EVA Co-participation at MDRS

Interactive network visualisation of crew interaction in Mars simulations at the MDRS

I come from an interdisciplinary background (journalism-nationalism studies-sociology). As a journalist, I tell stories; and as a researcher, I want to do the same. A well done web application or a well done web page is a more efficient way to communicate one’s scholarship than an academic article. Yes, in academia it is still seen as a supplement rather than a substitute to a peer reviewed publication. And it’s a pity – it takes a lot of time, skills, and effort to create even the simplest visuals. On the other hand, it still is time well spent: by creating a visual story, one gets to know their data very intimately. And the world does not end with academia – it is helpful to leave the ivory tower and engage with the audiences outside of it.

Gender inequality and space

Structural inequality and cultural beliefs, that shape societies at large, are imported into small group settings every time we interact. In work groups we subconsciously stereotype others, and judge about their abilities based on their gender, race, ethnicity and other observable characteristics. This happens both in newly formed, and in long term task groups – in latter, stereotypes keep influencing our decisions even if we are aware how well or poorly our teammates have performed in the past.

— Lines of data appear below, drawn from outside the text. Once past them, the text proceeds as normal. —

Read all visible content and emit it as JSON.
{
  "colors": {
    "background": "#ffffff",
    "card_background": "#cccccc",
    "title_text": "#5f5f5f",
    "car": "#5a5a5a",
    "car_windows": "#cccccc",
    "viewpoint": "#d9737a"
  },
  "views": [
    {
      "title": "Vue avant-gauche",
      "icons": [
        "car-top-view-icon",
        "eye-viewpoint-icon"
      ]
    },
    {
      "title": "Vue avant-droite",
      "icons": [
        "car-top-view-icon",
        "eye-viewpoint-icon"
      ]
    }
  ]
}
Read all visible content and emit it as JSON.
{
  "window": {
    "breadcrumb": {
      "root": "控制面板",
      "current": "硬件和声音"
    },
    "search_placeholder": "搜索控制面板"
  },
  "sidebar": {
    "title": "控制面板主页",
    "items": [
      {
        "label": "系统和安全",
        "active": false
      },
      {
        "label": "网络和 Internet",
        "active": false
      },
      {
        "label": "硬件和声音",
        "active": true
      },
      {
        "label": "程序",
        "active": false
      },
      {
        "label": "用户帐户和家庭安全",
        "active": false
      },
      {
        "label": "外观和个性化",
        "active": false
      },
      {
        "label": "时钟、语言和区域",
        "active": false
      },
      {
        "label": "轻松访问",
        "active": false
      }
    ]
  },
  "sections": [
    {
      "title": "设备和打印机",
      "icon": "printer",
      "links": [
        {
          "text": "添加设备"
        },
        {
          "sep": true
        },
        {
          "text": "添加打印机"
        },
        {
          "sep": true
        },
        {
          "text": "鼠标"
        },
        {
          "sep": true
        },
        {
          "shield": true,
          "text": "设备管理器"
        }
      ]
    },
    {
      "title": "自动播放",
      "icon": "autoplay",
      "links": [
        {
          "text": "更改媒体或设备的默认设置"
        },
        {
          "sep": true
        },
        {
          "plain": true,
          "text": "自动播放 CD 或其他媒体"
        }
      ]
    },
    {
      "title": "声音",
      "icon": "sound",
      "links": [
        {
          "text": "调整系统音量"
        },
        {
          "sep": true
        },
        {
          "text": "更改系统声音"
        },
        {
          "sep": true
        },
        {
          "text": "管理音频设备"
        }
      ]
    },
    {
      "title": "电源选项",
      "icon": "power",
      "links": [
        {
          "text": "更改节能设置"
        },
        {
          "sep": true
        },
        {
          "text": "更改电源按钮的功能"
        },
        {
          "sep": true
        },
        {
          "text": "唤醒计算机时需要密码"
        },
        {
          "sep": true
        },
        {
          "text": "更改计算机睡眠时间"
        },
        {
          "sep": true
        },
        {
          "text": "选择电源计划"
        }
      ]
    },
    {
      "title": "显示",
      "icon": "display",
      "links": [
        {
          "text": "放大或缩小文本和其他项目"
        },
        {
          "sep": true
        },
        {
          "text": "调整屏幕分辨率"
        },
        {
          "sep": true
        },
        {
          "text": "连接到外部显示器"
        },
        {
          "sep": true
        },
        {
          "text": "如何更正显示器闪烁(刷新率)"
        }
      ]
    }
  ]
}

Those who are deemed more qualified for the task at hand, have more influence, or in other words, have a higher in-group status. It is a self-fulfilling prophesy: we know who should be better at a task based on our stereotypical knowledge, and then we let them lead our group and contribute more to the task. But even if we know their actual abilities, stereotypical knowledge will continue to influence the formation of the status hierarchy in the group.

How does gender shape status hierarchy in small isolated groups? I used freely available data from the Mars Desert Research Station (MDRS) to explore how gender influences informal status hierarchy in crews that participate in space analog simulations.

About MDRS crews

MDRS is a space analog facility in Utah owned and operated by a non-profit Mars Society. Each year, MDRS hosts an eight month field season for professional scientists and engineers as well as college students of all levels, in training for human operations specifically on Mars. Most missions are 2 weeks in duration. To this day, >200 crews have conducted their research on the site over the course of 19 field seasons.

Most of the crews consist of six members, each of them are assigned the following roles: Commander, Executive Officer, Health and Safety Officer, Crew Biologist or Astrophysicist, Crew Geologist or Chief Engineer. These roles are consistent to most part across different crews. Each crew member has to file daily logs and reports; most reports from previous crews have been archived and available online through the MDRS website. In addition to logs, members of each crew post a short biography of themselves, usually including their education, occupation and other information relevant to their participation in a simulation.

Extravehicular activities (EVAs), or simulated spacewalks, are a crucial part of Mars habitat simulation. Crew members are asked to form EVA teams based on skills needed for a specific EVA. If we know who participates in EVAs more often, we can have a glimpse to the crew status hierarchy.

Data

I selected daily logs and biographic entries from 30 random crews. I read through daily logs to get names of participats in each EVA. I got their sociodemographic information from their posted bios. I constructed co-participation matrices and calculated centrality scores for each individual (e.g. who participated in more EVAs with more people).

Interactive app to explore data

I used R packages shiny, visnetwork, and plotly to create interactive web application for data exploration.

The main drop down menu selects a crew to display. A network graph shows who worked with whom on extravehicular activities (EVAs). Each node is a crew member, and the size of a tie represents how many times these people worked together on an EVA. A bar chart in the bottom right corner shows the total number of EVAs that a crew member participated in.

A screenshot of the app.

I selected to visualize two characteristics – crew members’ gender and their official crew role.

A user can also select a single EVA to see which crew members worked together. They can also see which crew member was the most central in the EVAs conducted by that crew.

Now, go and explore my data yourself .